  1. http://www.lge.com/about/corporate/history.jsp
  2. Jenny Chan, the Research Team of Students and Scholars Against Corporate Misbehavior (SACOM) and Chantal Peyer (Bread for All). “High Tech – No Rights? A One Year Follow Up Report on Working Conditions in China’s Electronic Hardware Sector.” May 2008. p. 10.
  3. Jenny Chan, the Research Team of Students and Scholars Against Corporate Misbehavior (SACOM) and Chantal Peyer (Bread for All). “High Tech – No Rights? A One Year Follow Up Report on Working Conditions in China’s Electronic Hardware Sector.” May 2008. p. 27.
  4. Jenny Chan, the Research Team of Students and Scholars Against Corporate Misbehavior (SACOM) and Chantal Peyer (Bread for All). “High Tech – No Rights? A One Year Follow Up Report on Working Conditions in China’s Electronic Hardware Sector.” May 2008. p. 28.
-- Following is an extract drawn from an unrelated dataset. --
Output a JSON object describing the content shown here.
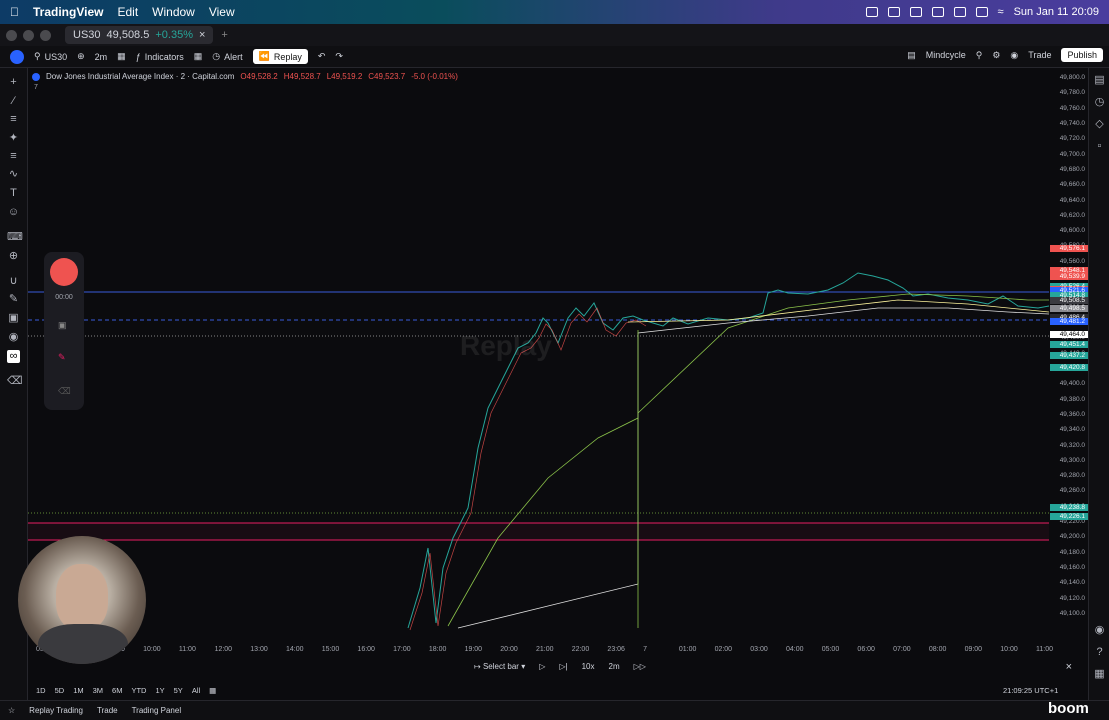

  5. Jenny Chan, the Research Team of Students and Scholars Against Corporate Misbehavior (SACOM) and Chantal Peyer (Bread for All). “High Tech – No Rights? A One Year Follow Up Report on Working Conditions in China’s Electronic Hardware Sector.” May 2008. p. 28.
  6. Jenny Chan, the Research Team of Students and Scholars Against Corporate Misbehavior (SACOM) and Chantal Peyer (Bread for All). “High Tech – No Rights? A One Year Follow Up Report on Working Conditions in China’s Electronic Hardware Sector.” May 2008. p. 28.
  7. Jenny Chan, the Research Team of Students and Scholars Against Corporate Misbehavior (SACOM) and Chantal Peyer (Bread for All). “High Tech – No Rights? A One Year Follow Up Report on Working Conditions in China’s Electronic Hardware Sector.” May 2008. p. 28.
  8. Jenny Chan, the Research Team of Students and Scholars Against Corporate Misbehavior (SACOM) and Chantal Peyer (Bread for All). “High Tech – No Rights? A One Year Follow Up Report on Working Conditions in China’s Electronic Hardware Sector.” May 2008. p. 28.
  9. DanWatch. May 2008. "Bad Connections: How your mobile phone is linked to abuse, fraud, and unfair mining practices in DR Congo."
  10. DanWatch. May 2008. "Bad Connections: How your mobile phone is linked to abuse, fraud, and unfair mining practices in DR Congo." p. 4.

External Resources

External Articles